Are you receiving threatening calls from collectors?
What constitutes a threat under the law? The Fair Debt Collection Practices Act is designed to protect consumers from threatening collectors. The FDCPA makes it illegal to do the following:
Call the consumer’s place of work “if the debt collector knows or has reason to know that the consumer’s employer prohibits” such calls. If you or anyone at your employment told the collector that such calls are prohibited, the collection calls at your job must stop. If not, the collector is violating 15 U.S.C. §1692c(a)(3) by continuing to call you at work. Discussing your debt to a third party. If the collector is discussing your debt to a third party, whether it is a co-worker, boss, family or friend, they are violating 15 U.S.C. §1692b(2) and 15 U.S.C. §1692c(b). The only reason a collector can call a third party is to confirm or correct location information for the consumer. 15 U.S.C. §1692b(1) Threaten to take legal action that is not intended to be taken or can not legally be taken.

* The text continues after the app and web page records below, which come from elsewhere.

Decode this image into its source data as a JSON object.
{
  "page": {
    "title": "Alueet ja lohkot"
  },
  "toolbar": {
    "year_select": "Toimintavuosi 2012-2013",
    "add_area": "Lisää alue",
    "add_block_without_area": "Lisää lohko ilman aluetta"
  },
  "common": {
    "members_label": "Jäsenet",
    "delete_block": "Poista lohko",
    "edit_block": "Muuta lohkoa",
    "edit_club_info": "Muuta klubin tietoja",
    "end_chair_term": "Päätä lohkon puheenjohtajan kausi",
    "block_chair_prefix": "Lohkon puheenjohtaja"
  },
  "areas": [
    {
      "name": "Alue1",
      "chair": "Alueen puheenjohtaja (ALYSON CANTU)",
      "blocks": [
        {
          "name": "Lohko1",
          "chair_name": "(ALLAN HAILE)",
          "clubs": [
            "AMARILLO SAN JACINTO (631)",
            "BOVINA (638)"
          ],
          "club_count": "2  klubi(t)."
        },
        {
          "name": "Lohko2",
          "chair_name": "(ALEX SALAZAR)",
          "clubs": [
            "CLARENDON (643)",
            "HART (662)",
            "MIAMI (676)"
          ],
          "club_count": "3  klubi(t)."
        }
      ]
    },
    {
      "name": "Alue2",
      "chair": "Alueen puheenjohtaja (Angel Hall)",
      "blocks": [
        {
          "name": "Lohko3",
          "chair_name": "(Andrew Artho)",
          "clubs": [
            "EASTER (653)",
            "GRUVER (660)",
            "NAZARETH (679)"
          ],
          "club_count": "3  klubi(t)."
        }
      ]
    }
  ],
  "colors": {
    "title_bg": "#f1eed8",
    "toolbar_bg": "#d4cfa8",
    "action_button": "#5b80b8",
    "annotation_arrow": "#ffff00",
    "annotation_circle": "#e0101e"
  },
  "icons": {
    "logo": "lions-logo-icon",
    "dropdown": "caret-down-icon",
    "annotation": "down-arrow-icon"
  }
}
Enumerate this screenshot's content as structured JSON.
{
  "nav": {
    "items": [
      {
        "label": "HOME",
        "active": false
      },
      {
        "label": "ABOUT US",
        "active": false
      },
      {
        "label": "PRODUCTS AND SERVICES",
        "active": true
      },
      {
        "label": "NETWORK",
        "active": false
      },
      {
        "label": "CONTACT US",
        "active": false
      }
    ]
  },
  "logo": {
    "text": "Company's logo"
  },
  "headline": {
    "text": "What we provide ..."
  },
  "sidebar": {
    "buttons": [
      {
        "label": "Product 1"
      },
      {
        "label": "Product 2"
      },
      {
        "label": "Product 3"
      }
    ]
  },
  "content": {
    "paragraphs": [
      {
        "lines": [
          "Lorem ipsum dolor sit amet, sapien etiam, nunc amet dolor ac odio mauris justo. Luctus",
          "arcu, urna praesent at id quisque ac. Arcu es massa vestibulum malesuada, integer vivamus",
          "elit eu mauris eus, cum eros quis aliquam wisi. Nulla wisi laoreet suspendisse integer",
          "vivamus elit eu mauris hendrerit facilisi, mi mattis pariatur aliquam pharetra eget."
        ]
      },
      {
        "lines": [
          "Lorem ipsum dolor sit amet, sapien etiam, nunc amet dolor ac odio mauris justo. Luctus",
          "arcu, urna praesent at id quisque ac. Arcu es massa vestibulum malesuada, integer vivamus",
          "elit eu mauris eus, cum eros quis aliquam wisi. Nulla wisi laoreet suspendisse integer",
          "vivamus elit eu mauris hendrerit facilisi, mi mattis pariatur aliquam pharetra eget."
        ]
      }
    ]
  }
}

If the collector tells you that if you don’t pay today I will sue you tomorrow, but has been saying this for weeks, then that threat is violating the FDPCA because it the threat of a lawsuit was only a scare technique. Using obscene language or language intended to incite the consumer. This includes calling the consumer a deadbeat or loser.
For the FDPCA to be applicable, the caller needs to be a debt collector and not an original creditor. 15 U.S.C. §1692a(6).
If a debt collector continues to call you at work after expressly telling them to stop, you have rights. You can sue them under the FDCPA. For a free case review, contact SmithMarco, P.C. SmithMarco, P.C., has over 30 years of combined experience practicing law protecting the rights of consumers around the country. We can sue on your behalf incurring no out of pocket costs and obtaining up to $1000 for violations. Call today!